They don’t necessarily need to be stakeholders but it’s ideal if they have regular contact with someone on the core team. Provide them with talking points. Don’t underestimate the power of branding.
[Hee, Simon Heseltine just asked me if Rochelle is on the right panel. I think she's under the impression she's on Large Org SEO. But she also sounds nervous so I'll cut her some slack. I'm also skipping the rest of her presentation.]
Muhammad Saleem is our last presenter. His goal is to show you how to use social news for exposure and linkbuilding.
He begins with a disclaimer: He’s ignoring all the regular metrics and only focusing on the quant side. These should be used as part of your larger strategies.
Short-term strategies yield short-term results. Have a long-term strategy that will return value over time.
News sites do well on social news sites, which is more about volume than their ability to take advantage of the social news community.
Where to start?
Site: Find out what kind of content is promoted. Is it offbeat? World news? Tech? What’s the promotion threshold? How much does it take to get visibility? Match high popularity to low promotion threshold.
What’s going to get you links as well? Tech and World & Business do well. Don’t just get traffic that’s going to bounce without adding value. Travel gets lots of links too, and also programming.
Plan your campaigns by day of the week. When you submit and when it’s promoted matter:
Content: Look at the words that get promoted, like “how to”, “top 10″, and pics. Make sure that your content matches your submission.
What sort of Titles should you be using for viral news?
- Adjectives (superlatives, sensationalism)
- Figures, numbers (stats, facts)
- Rich media (pics, infographics, videos, interactive)
The formula: [Number][Adjective][Key Phrase]
Example: 16 Incredibly Unconventional Hotel Rooms [PICS]
Community: Research the most active users and most popular members in the last 30 days (for Digg use di66.net). Network with those people whose interests match your content. The top 50 users are responsible for 36 percent of all content promoted.
Where to find this presentation:

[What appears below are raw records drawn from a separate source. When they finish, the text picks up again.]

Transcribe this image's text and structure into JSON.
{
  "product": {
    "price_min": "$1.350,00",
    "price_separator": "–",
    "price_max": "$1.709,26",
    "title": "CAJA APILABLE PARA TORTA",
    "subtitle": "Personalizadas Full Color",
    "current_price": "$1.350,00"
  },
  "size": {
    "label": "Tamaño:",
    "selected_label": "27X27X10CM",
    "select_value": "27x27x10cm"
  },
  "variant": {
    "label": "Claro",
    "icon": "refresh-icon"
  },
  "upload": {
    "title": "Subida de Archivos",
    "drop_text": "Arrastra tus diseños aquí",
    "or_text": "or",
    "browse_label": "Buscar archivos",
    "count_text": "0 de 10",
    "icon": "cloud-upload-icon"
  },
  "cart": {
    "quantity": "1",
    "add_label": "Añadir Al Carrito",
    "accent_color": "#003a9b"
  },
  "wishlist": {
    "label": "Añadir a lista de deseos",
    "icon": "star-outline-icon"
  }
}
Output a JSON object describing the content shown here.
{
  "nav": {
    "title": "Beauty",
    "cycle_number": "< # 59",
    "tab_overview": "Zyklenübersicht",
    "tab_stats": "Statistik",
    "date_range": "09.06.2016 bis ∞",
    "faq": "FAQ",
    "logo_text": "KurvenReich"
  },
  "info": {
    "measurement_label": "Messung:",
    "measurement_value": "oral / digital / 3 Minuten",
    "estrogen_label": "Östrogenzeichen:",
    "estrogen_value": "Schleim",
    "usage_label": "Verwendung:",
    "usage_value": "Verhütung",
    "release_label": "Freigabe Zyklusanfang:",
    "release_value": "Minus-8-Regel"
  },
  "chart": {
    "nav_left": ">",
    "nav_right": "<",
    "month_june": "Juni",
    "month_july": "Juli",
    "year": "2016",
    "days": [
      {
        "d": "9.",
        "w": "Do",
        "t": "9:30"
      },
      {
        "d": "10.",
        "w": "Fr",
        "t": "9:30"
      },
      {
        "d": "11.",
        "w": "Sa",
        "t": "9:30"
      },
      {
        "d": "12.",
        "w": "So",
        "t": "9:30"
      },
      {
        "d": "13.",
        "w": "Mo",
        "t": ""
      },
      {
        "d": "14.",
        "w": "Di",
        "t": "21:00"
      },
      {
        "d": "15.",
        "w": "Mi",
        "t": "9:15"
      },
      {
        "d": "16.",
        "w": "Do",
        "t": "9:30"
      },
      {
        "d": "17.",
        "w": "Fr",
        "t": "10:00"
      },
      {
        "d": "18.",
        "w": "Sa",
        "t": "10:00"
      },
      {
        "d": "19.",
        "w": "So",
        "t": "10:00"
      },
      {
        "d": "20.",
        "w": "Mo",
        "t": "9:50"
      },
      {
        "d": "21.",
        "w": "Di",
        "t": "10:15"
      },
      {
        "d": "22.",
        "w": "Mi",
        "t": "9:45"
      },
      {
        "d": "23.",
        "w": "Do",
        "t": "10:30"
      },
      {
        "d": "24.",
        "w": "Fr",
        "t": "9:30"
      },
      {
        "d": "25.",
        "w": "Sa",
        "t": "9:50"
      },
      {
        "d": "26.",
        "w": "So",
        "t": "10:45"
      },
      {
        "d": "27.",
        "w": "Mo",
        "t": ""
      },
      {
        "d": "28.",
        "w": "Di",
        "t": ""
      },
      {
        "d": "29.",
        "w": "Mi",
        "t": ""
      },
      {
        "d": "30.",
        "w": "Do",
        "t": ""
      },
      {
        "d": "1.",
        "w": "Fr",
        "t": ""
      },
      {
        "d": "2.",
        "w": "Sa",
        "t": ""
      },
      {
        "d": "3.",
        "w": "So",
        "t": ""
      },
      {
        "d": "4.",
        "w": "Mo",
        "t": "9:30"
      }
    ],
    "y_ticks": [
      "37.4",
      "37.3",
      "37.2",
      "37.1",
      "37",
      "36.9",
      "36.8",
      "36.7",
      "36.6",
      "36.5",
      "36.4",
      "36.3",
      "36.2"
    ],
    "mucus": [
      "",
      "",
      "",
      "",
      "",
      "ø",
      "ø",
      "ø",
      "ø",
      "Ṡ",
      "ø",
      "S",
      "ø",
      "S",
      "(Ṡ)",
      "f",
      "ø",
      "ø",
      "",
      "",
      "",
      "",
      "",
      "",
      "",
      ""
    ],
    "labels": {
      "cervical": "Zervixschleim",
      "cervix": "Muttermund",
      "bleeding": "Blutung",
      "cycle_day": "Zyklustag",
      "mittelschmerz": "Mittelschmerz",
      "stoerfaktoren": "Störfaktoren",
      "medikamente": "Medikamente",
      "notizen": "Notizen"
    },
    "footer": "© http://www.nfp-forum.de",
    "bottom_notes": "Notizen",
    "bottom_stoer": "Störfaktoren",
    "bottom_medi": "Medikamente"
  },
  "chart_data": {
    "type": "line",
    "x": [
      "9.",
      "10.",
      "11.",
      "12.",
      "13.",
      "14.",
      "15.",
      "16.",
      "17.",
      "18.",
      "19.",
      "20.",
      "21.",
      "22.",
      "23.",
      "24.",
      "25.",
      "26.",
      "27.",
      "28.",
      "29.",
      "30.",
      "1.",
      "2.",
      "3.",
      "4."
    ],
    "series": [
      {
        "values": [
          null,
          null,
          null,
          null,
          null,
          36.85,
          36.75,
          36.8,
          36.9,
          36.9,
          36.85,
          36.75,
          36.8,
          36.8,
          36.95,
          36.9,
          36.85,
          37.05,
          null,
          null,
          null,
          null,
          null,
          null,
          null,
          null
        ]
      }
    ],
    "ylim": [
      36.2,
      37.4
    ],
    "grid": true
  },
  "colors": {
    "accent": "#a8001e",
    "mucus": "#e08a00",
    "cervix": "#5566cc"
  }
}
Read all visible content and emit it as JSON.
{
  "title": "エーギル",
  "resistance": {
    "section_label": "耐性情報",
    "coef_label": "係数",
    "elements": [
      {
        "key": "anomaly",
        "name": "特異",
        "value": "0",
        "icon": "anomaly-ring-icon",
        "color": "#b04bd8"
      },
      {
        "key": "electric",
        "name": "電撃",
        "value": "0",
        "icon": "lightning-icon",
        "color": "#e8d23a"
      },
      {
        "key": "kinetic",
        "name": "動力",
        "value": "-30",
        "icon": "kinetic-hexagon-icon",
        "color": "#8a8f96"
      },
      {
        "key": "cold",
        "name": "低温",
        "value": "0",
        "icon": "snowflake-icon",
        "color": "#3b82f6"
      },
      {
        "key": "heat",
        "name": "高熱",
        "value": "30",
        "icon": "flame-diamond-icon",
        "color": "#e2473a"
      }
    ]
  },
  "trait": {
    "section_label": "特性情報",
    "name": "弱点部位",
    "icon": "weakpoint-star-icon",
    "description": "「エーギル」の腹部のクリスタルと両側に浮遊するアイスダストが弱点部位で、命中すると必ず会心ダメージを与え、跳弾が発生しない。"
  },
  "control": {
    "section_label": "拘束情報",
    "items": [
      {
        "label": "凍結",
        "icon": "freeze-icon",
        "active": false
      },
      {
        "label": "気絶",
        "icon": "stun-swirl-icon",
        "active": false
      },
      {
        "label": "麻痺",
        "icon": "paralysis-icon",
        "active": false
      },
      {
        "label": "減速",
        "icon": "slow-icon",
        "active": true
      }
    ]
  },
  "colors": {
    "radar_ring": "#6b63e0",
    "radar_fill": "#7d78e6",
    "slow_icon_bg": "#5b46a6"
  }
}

Send questions to msaleem[at]tribune.com or msaleem[at]chicagonow.com.
How do you leverage on-site search?
Topher: I look at them a lot. They’re not as accurate as we’d like them to be, but we’re fixing that. We use them to find what users are looking for and fixing those places where there are holes.
Rochelle uses it as indicators for where navigation has failed. Brent agrees that it’s a usability metric more than an SEO one.
[I'm skipping a couple of very specific questions.]
The inevitable Rupert Murdoch question: What are your thoughts of the value of search engine traffic?
Rochelle: We do a poor job of taking advantage of people who are coming in from search but we’re doing a lot of testing right now to do better. She thinks they need to fix how they monetize people.
Brent: We need to monetize much more heavily than the first page view. Instead it could be the first three to five page views.
Topher: Murdoch’s bluffing. The man is never going to pull his content out of any index. That said, I never want anyone to be a lifelong searcher for CNN. I want them to search once or twice and then after that come to CNN first for breaking news.
Brent thinks Topher is wrong about Murdoch. He thinks that newspaper mindsets are that they really only need one-third of their traffic.
Topher: The only reason WSJ works is because it’s niche. Dead tree media needs to go away.